By MARK PRICE
Car-less days, a famous feature of the late ’70s and early ’80s, are being brought back to Queenstown.
One day a week, motorists associated with Wakatipu High School are being encouraged to leave their cars in the garage – the initiative started yesterday.
Teacher Ken McIntyre and environmental prefect Jasmine Crichton, 18, are two of those behind the idea of reviving the old scheme.
McIntyre: ‘‘We thought we could try and bring car-less days in as a bit of a trial to see if it would be a reasonable response to the climate-change crisis.’’
Car-less days were introduced by the government of the late Sir Robert Muldoon on July 30, 1979, to help the New Zealand economy following the 1970s oil crisis, but were scrapped in May, 1980.
They failed to have much effect because of the high number of exemptions granted, motorists’ access to more than one vehicle, and the black market in forged car-less day stickers.
For using his car on a car-less day, one Christchurch man was fined $50, the equivalent of about four tanks of petrol.
The high school scheme’s entirely voluntary, but Jasmine hopes it’ll start a chain reaction.
‘‘We’re the generation that’s going to be most impacted by climate change, so if we can start making conscious decisions over transport movements, I guess we can lead by example.’’
The message is: take a bus, take a bike, take a walk and reduce your carbon footprint.
Students are being emailed about joining the scheme, with a sticker available at reception.
McIntyre: ‘‘We would be hoping that parents would say ‘well, I’m signing up for this so I’m not using my vehicle on that day’.’’
And, he says ‘‘ideally’’ school staff will also buy into it.
He hopes it’ll appeal to people’s conscience to ‘‘try to do the right thing’’.

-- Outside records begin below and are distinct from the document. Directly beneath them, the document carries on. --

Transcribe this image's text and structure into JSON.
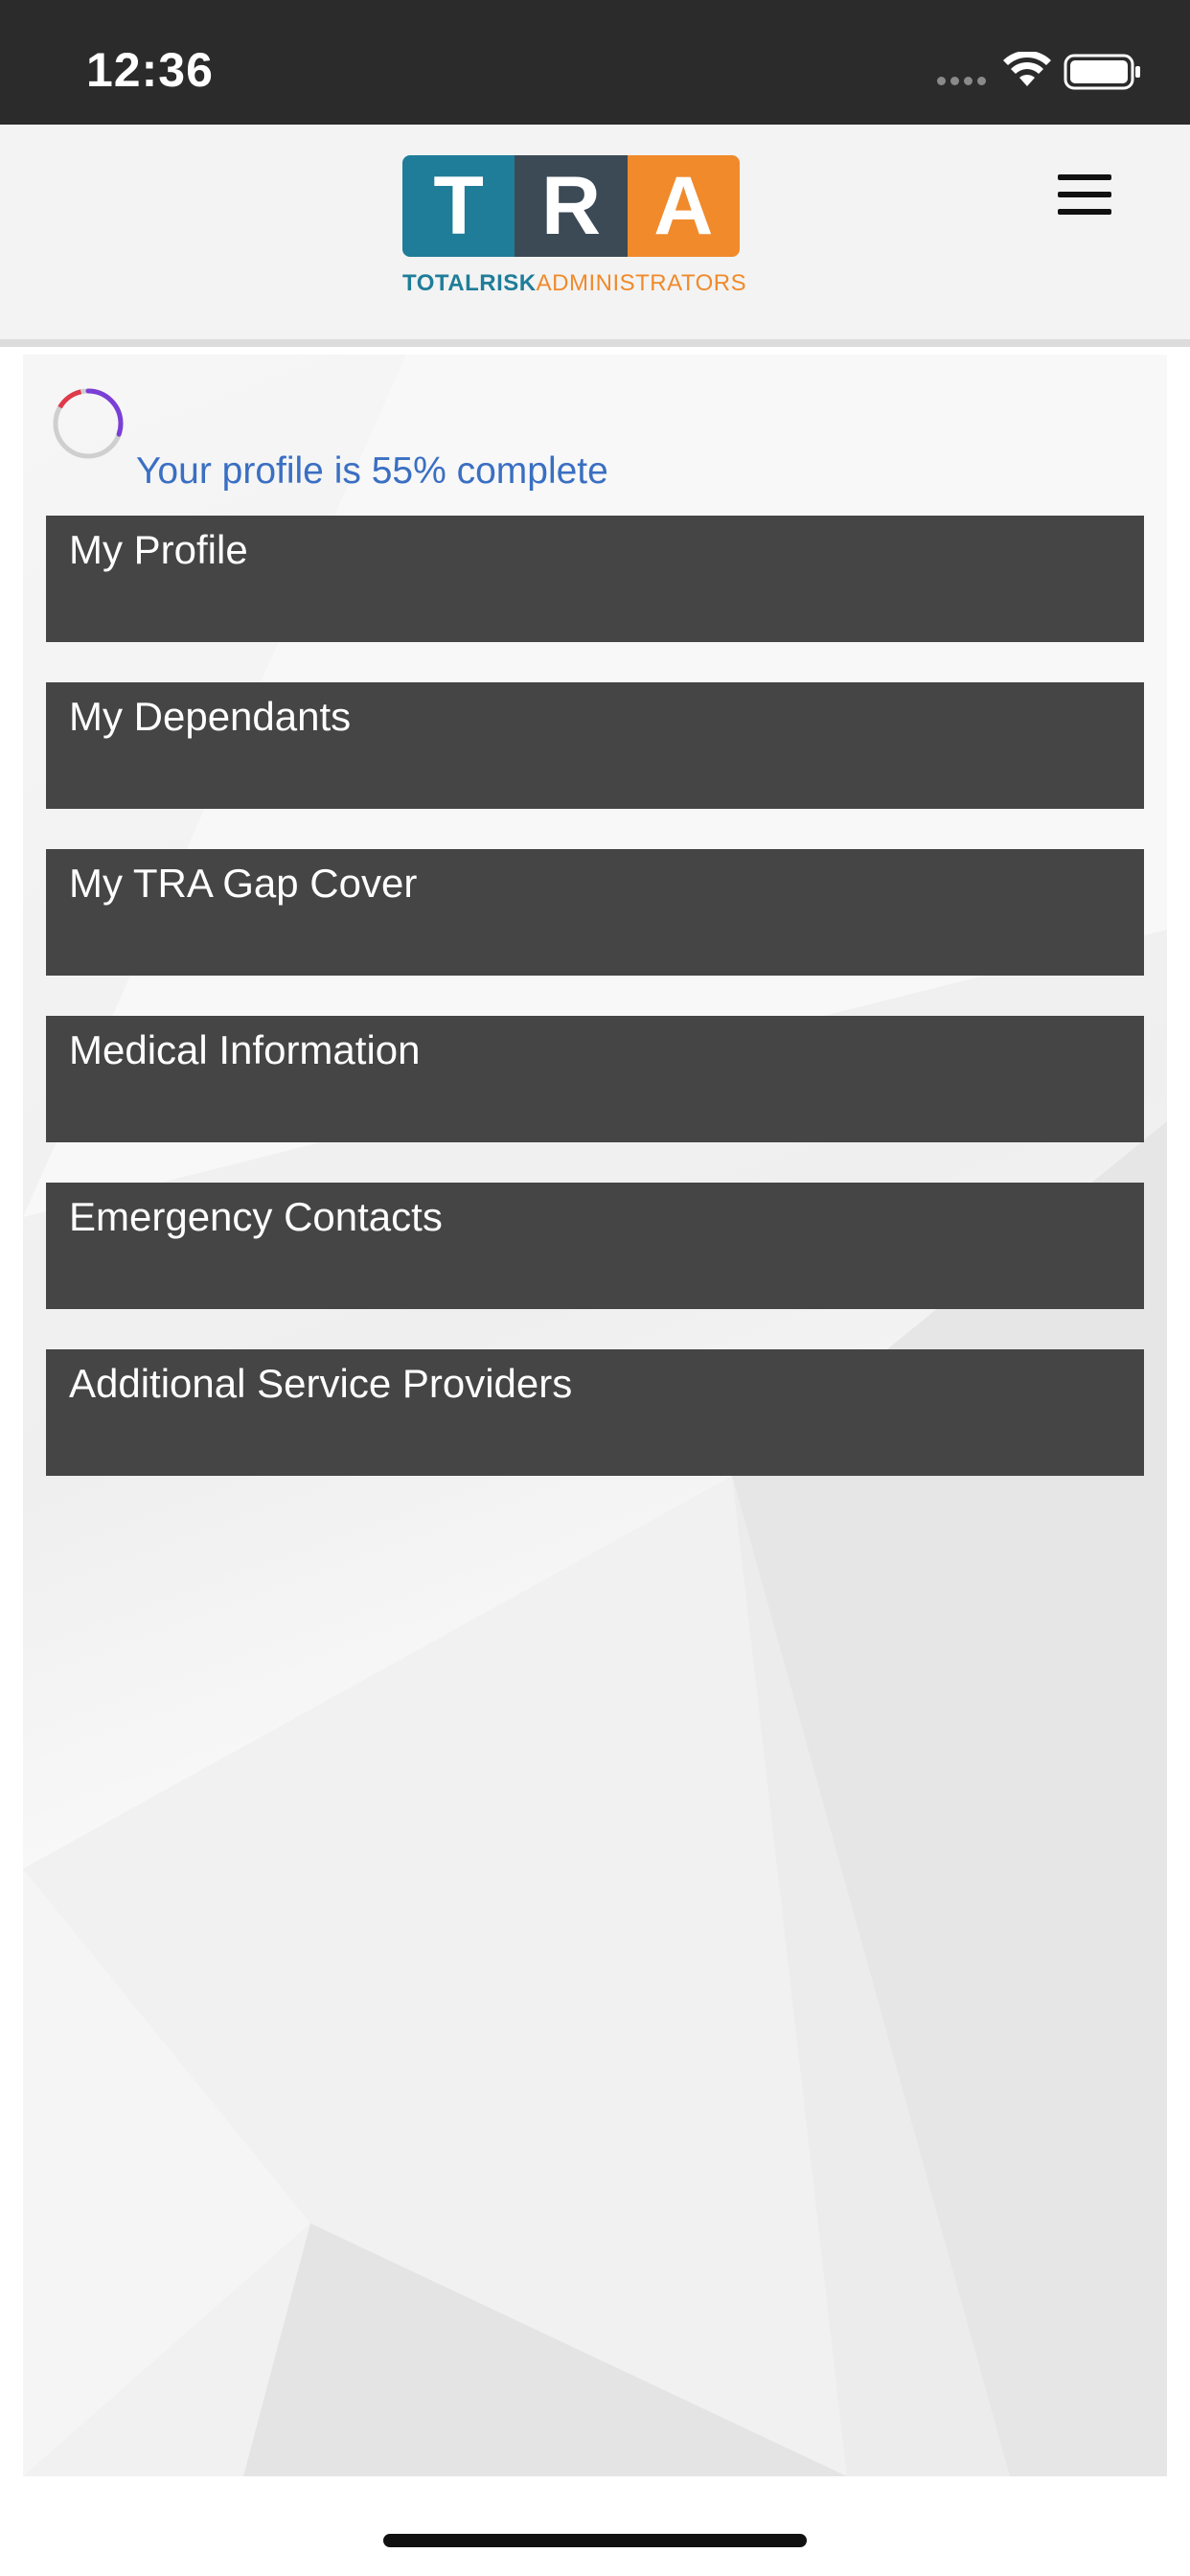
{
  "status_bar": {
    "time": "12:36",
    "icons": [
      "signal-dots-icon",
      "wifi-icon",
      "battery-icon"
    ]
  },
  "header": {
    "logo": {
      "tiles": [
        "T",
        "R",
        "A"
      ],
      "tagline_total": "TOTAL",
      "tagline_risk": "RISK",
      "tagline_admin": "ADMINISTRATORS"
    },
    "menu_icon": "hamburger-menu-icon"
  },
  "profile_progress": {
    "text": "Your profile is 55% complete",
    "percent": 55
  },
  "menu": {
    "items": [
      {
        "label": "My Profile"
      },
      {
        "label": "My Dependants"
      },
      {
        "label": "My TRA Gap Cover"
      },
      {
        "label": "Medical Information"
      },
      {
        "label": "Emergency Contacts"
      },
      {
        "label": "Additional Service Providers"
      }
    ]
  },
  "colors": {
    "status_bar": "#2b2b2b",
    "header_bg": "#f3f3f3",
    "menu_item_bg": "#454545",
    "progress_text": "#3a6fc2",
    "logo_teal": "#1f7d99",
    "logo_slate": "#3c4a56",
    "logo_orange": "#f08a2b"
  }
}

‘‘I don’t think people are just going to suddenly stop.
‘‘Hopefully it’ll be some thing we can grow.’’
Jasmine says at a time when the Climate Change Commission’s calling for drastic action, car-less days might encourage people to think more about their daily travel habits, and consider alternatives like biking and public transport.